Have I been before? No, but with Roxie screenings co-presented with DocFest (see below) I hope to rectify that.
I have seen and can recommend: Les Blank's documentary All In This Tea is a terrific selection, as is the cine-centric short film Salim Baba. I wrote a bit on each here and here.
I'm curious to see: San Francisco: Still Wild at Heart appeals to my nature-loving, city-dwelling duality. Megalopolis sounds fascinating as well. Freeheld comes with an impressive award-winning pedigree (considering it beat the lovely Salim Baba to the Best Documentary Short Oscar.)
More coverage by:
Agnes Varnum, who will be appearing on a panel at the festival. added 10/8: Leah Edwards of Ecolocalizer.
12th Annual Arab Film Festival
When? October 16-28
Where? the Castro, Clay, Delancey Screening Room, Alliance Française and Yerba Buena Center for the Arts in Frisco, Camera 12 in San Jose, Shattuck and Parkway in the East Bay, and even screenings in Santa Cruz and Los Angeles

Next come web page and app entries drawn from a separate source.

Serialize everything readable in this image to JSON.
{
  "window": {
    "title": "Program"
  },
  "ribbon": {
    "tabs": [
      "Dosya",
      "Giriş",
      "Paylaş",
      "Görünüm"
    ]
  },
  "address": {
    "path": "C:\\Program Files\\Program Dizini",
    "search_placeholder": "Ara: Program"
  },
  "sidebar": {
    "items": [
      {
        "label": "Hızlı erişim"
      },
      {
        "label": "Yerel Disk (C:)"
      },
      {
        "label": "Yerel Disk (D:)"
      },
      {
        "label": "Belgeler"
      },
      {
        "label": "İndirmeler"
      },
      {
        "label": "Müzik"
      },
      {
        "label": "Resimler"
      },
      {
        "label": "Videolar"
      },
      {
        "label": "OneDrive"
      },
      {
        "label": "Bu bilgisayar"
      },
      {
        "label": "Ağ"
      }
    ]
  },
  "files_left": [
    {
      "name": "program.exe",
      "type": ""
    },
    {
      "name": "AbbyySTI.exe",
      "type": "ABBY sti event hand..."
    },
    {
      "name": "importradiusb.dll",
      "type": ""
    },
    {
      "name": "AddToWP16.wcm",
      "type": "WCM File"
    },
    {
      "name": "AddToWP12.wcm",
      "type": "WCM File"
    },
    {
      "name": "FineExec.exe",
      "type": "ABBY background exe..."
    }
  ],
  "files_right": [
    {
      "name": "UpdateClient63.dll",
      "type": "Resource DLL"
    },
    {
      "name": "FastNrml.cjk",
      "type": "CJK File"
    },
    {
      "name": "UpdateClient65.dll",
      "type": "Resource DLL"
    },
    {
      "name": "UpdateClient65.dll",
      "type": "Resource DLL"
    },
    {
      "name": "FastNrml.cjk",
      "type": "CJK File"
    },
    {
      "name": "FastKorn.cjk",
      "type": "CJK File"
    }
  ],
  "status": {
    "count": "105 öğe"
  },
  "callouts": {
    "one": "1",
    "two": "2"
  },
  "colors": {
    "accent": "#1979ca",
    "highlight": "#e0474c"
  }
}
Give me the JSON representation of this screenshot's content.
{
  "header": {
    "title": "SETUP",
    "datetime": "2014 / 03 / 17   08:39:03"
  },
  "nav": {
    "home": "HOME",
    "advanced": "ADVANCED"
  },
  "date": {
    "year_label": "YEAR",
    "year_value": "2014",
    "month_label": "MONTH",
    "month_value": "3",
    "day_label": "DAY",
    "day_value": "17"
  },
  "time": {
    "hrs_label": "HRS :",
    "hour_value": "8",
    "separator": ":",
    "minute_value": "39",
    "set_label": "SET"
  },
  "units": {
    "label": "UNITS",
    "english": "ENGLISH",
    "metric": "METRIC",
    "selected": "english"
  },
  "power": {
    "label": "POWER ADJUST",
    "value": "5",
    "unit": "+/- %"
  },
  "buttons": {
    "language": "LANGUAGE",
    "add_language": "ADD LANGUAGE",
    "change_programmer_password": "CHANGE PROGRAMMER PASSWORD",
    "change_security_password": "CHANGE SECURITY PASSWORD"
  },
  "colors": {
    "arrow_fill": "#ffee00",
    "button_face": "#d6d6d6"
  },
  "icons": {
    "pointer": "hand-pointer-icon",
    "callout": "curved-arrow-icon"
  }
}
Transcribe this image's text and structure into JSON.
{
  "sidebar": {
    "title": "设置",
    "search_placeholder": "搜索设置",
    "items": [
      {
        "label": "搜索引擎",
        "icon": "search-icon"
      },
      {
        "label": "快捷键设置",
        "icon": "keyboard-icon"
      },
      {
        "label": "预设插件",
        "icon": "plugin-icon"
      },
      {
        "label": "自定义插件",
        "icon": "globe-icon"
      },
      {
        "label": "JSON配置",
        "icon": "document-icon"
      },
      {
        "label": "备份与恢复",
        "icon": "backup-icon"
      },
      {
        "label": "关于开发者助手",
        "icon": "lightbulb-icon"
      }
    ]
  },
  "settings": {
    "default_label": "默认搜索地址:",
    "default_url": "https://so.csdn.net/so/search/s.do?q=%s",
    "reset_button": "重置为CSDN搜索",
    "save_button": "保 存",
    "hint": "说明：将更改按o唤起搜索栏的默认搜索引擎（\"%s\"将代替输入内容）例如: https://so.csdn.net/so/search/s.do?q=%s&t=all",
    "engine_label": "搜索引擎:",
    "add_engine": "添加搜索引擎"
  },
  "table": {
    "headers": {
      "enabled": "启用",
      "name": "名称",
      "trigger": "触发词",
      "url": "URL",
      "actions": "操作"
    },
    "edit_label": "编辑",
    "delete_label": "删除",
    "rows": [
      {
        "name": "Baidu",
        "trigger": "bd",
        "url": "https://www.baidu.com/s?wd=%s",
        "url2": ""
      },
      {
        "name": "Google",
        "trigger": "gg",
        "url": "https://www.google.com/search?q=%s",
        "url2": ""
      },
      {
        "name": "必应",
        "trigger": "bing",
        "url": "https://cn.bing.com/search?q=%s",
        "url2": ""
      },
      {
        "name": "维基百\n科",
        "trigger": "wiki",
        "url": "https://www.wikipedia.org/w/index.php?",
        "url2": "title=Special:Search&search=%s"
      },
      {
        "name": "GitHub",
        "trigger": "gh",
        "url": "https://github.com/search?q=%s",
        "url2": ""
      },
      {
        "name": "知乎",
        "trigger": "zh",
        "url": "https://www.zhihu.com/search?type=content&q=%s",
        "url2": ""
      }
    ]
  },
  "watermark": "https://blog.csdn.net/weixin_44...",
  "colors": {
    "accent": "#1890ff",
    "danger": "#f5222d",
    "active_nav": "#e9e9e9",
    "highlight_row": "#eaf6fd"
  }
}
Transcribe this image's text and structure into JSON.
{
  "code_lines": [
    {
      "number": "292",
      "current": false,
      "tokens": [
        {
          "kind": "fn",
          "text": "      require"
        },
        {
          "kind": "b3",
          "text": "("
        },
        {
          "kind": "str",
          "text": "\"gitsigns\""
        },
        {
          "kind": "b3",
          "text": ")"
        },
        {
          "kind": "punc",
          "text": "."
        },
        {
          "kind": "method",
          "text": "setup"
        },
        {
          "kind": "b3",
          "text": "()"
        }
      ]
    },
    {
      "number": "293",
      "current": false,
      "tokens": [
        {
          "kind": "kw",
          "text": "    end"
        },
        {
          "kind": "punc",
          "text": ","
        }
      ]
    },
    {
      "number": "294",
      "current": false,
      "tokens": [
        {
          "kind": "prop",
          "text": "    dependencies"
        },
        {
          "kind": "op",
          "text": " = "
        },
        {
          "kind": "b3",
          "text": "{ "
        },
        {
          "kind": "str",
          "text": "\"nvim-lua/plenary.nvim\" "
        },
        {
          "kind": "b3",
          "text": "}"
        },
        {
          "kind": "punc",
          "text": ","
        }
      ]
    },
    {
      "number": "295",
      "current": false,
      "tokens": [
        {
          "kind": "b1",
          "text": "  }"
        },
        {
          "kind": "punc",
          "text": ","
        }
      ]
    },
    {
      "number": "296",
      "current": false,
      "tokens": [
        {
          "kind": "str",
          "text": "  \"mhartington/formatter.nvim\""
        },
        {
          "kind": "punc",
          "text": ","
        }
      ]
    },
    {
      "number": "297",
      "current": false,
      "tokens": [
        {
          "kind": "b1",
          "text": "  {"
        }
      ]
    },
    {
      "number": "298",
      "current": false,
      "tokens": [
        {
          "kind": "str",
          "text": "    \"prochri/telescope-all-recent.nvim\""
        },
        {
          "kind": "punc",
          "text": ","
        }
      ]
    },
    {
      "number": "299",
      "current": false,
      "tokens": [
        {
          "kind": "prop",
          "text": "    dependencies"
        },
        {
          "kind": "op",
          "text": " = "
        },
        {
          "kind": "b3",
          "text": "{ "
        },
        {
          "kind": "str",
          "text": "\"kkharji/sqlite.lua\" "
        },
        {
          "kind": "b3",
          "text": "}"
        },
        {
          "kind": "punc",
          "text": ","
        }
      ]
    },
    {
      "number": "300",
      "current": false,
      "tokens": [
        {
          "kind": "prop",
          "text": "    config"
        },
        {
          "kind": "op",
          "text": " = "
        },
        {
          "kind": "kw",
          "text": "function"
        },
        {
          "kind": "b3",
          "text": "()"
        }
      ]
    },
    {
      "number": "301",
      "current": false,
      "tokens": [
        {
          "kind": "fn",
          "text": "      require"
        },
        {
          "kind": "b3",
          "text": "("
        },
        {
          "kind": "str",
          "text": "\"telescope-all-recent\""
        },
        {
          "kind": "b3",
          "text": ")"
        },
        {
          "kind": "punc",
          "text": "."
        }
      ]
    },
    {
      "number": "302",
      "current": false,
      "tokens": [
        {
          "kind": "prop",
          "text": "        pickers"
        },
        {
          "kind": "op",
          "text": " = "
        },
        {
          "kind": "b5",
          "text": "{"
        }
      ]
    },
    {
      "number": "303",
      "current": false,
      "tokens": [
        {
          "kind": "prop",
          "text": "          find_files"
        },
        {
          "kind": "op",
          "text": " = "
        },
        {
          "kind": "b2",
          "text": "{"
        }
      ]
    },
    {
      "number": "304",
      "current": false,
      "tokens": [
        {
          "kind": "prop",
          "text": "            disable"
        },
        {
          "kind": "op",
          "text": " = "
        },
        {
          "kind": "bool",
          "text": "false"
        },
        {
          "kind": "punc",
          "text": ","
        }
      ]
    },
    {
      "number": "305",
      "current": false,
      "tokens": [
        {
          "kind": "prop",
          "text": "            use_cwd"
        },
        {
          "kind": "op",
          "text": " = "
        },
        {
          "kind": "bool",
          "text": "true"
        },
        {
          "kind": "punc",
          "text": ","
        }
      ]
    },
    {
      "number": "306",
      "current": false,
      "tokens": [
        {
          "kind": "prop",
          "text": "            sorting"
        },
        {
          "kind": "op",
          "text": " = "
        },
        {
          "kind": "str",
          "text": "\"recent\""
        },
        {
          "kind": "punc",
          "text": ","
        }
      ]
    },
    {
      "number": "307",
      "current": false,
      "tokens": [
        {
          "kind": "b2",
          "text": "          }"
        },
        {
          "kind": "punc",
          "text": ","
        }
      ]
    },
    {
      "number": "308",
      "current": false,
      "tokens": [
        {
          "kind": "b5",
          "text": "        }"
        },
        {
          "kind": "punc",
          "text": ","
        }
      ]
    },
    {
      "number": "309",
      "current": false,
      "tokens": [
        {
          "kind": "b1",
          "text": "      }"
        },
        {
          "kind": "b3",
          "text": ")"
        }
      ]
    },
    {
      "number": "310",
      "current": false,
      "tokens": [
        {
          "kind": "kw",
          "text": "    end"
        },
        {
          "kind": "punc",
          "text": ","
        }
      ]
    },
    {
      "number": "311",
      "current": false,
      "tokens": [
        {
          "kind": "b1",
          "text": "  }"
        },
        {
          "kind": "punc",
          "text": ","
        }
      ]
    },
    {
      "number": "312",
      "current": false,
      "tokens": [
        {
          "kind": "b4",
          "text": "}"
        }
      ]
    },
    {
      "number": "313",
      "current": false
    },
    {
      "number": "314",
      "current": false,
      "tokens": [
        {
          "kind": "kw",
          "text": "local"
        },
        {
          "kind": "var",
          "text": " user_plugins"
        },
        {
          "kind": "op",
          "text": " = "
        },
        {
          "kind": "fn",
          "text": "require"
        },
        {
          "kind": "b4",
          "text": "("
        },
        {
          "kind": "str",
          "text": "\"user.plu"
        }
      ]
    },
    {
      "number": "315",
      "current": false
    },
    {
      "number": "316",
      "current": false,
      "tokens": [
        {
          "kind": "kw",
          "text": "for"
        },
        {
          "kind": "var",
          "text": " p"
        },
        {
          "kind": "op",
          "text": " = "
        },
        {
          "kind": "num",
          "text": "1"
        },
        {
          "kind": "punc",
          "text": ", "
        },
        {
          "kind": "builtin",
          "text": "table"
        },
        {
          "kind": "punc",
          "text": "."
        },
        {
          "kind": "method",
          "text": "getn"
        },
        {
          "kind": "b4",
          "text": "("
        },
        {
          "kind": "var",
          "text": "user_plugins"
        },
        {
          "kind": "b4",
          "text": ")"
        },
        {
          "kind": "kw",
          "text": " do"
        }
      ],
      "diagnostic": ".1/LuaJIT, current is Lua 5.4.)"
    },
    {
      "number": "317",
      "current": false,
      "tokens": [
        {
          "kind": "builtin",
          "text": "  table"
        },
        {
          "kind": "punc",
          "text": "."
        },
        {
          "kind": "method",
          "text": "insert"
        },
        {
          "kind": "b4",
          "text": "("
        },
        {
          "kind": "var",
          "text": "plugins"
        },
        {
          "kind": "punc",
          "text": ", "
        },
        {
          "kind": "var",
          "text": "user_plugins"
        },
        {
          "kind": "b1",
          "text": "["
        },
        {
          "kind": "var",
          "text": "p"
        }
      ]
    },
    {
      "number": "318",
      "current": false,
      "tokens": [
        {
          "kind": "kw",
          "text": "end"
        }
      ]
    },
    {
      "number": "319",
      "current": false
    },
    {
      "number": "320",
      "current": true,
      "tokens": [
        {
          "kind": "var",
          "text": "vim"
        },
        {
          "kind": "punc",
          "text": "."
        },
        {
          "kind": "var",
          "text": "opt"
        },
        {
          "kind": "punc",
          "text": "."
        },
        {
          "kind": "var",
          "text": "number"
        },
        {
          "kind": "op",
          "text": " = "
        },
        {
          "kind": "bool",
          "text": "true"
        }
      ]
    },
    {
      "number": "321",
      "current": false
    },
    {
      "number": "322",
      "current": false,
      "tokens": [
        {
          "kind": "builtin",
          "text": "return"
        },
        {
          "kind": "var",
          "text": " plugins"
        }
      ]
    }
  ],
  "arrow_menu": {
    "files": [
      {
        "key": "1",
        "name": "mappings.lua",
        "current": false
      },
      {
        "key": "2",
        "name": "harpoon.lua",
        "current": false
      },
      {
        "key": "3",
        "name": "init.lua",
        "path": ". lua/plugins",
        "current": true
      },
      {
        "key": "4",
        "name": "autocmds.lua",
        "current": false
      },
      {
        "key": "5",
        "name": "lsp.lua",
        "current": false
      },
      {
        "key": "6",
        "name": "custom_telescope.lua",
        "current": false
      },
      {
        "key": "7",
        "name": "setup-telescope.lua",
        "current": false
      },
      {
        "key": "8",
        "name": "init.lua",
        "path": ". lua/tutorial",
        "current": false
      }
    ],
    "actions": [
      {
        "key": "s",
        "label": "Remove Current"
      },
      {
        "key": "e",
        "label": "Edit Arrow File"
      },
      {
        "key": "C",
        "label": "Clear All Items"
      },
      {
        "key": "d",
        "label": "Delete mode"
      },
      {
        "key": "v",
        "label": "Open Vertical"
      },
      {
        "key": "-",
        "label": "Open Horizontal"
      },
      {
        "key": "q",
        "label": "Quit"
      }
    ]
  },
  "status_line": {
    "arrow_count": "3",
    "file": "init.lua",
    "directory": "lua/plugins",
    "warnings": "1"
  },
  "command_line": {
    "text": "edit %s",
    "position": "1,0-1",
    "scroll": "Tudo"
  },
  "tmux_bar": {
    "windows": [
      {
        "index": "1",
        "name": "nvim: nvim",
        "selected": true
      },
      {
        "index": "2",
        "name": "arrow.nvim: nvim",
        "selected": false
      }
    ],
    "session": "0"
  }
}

Have I been before? Yes- I found it a well-run, well-attended festival when I sampled it in 2006.
I have seen and can recommend: With reservations, Recycle, an artistic but perhaps overly-ambiguous documentary about a recycler in Zarqa, Jordan. I wrote a bit more on it here.
I'm curious to see: Opening night film Waiting For Pasolini, Sundance favorite Captain Abu Raed, which also plays this weekend at the Mill Valley Film Festival.
More coverage by: Lincoln Spector of Bayflicks. Added 10/13: Michael Fox at sf360.
7th San Francisco International Documentary Festival
When? October 17 through November 6th
Where? Roxie Cinema in Frisco, Shattuck in Berkeley
Have I been before? No, though I've been to other IndieFest-produced events like Another Hole in the Head and the annual generalist festival in February.
I have seen and can recommend: Officially, none. Although IndieFest is also presenting a set of Japanese midnight movies at the Roxie this month entitled Midnight Circus. I can cautiously recommend Takashi Miike's punishing Ichi the Killer and the exuberantly gory 2008 digital feature the Machine Girl if you're into that sort of thing. More here.
I'm curious to see: Along with the aforementioned UNAFF co-presentations, there's the Melody Gilbert retrospective and the Slamdance hit I Think We're Alone Now.
More coverage by: Susan Gerhard at sf360. added 10/9: Michael Hawley at the Evening Class.
17th Silicon Valley Jewish Film Festival
When? October 26 through November 19
Where? Camera 12 in San Jose and Cubberly Community Theatre in Palo Alto
Have I been before? Honestly, this is the first year I've been aware of it.
I have seen and can recommend: None.
I'm curious to see: Refusenik sounds fascinating.
More coverage by: Jason Watches Movies.